Top of RECORDS PROVIDED

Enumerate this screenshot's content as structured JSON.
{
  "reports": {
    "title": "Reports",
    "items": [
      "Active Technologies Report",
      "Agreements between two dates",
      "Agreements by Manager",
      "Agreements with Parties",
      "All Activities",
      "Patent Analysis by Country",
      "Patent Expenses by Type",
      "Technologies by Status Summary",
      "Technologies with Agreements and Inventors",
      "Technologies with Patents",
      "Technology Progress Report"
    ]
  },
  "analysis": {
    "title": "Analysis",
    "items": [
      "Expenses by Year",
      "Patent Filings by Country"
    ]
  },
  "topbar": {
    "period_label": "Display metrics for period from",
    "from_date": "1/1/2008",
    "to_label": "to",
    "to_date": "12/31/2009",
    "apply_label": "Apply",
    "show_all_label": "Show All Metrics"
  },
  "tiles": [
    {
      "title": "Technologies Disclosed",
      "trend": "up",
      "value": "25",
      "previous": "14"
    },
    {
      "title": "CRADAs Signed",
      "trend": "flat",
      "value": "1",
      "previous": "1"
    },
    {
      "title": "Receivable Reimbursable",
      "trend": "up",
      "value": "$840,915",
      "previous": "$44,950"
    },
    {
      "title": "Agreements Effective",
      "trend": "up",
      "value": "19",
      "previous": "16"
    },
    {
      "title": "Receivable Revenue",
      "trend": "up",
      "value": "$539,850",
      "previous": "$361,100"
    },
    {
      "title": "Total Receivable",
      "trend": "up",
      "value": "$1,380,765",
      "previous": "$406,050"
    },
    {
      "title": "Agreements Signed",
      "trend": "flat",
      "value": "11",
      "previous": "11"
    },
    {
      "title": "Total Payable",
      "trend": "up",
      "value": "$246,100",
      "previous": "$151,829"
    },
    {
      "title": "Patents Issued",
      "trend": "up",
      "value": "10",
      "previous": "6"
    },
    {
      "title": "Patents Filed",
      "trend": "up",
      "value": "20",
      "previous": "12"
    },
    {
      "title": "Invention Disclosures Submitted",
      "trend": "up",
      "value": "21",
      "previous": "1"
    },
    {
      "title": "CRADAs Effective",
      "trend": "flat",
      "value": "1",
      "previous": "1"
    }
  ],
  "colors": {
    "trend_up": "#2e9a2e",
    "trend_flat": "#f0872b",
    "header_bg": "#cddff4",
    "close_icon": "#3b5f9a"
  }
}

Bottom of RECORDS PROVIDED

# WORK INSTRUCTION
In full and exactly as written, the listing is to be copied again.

# SOLUTION TO THIS PROBLEM
Enumerate this screenshot's content as structured JSON.
{
  "reports": {
    "title": "Reports",
    "items": [
      "Active Technologies Report",
      "Agreements between two dates",
      "Agreements by Manager",
      "Agreements with Parties",
      "All Activities",
      "Patent Analysis by Country",
      "Patent Expenses by Type",
      "Technologies by Status Summary",
      "Technologies with Agreements and Inventors",
      "Technologies with Patents",
      "Technology Progress Report"
    ]
  },
  "analysis": {
    "title": "Analysis",
    "items": [
      "Expenses by Year",
      "Patent Filings by Country"
    ]
  },
  "topbar": {
    "period_label": "Display metrics for period from",
    "from_date": "1/1/2008",
    "to_label": "to",
    "to_date": "12/31/2009",
    "apply_label": "Apply",
    "show_all_label": "Show All Metrics"
  },
  "tiles": [
    {
      "title": "Technologies Disclosed",
      "trend": "up",
      "value": "25",
      "previous": "14"
    },
    {
      "title": "CRADAs Signed",
      "trend": "flat",
      "value": "1",
      "previous": "1"
    },
    {
      "title": "Receivable Reimbursable",
      "trend": "up",
      "value": "$840,915",
      "previous": "$44,950"
    },
    {
      "title": "Agreements Effective",
      "trend": "up",
      "value": "19",
      "previous": "16"
    },
    {
      "title": "Receivable Revenue",
      "trend": "up",
      "value": "$539,850",
      "previous": "$361,100"
    },
    {
      "title": "Total Receivable",
      "trend": "up",
      "value": "$1,380,765",
      "previous": "$406,050"
    },
    {
      "title": "Agreements Signed",
      "trend": "flat",
      "value": "11",
      "previous": "11"
    },
    {
      "title": "Total Payable",
      "trend": "up",
      "value": "$246,100",
      "previous": "$151,829"
    },
    {
      "title": "Patents Issued",
      "trend": "up",
      "value": "10",
      "previous": "6"
    },
    {
      "title": "Patents Filed",
      "trend": "up",
      "value": "20",
      "previous": "12"
    },
    {
      "title": "Invention Disclosures Submitted",
      "trend": "up",
      "value": "21",
      "previous": "1"
    },
    {
      "title": "CRADAs Effective",
      "trend": "flat",
      "value": "1",
      "previous": "1"
    }
  ],
  "colors": {
    "trend_up": "#2e9a2e",
    "trend_flat": "#f0872b",
    "header_bg": "#cddff4",
    "close_icon": "#3b5f9a"
  }
}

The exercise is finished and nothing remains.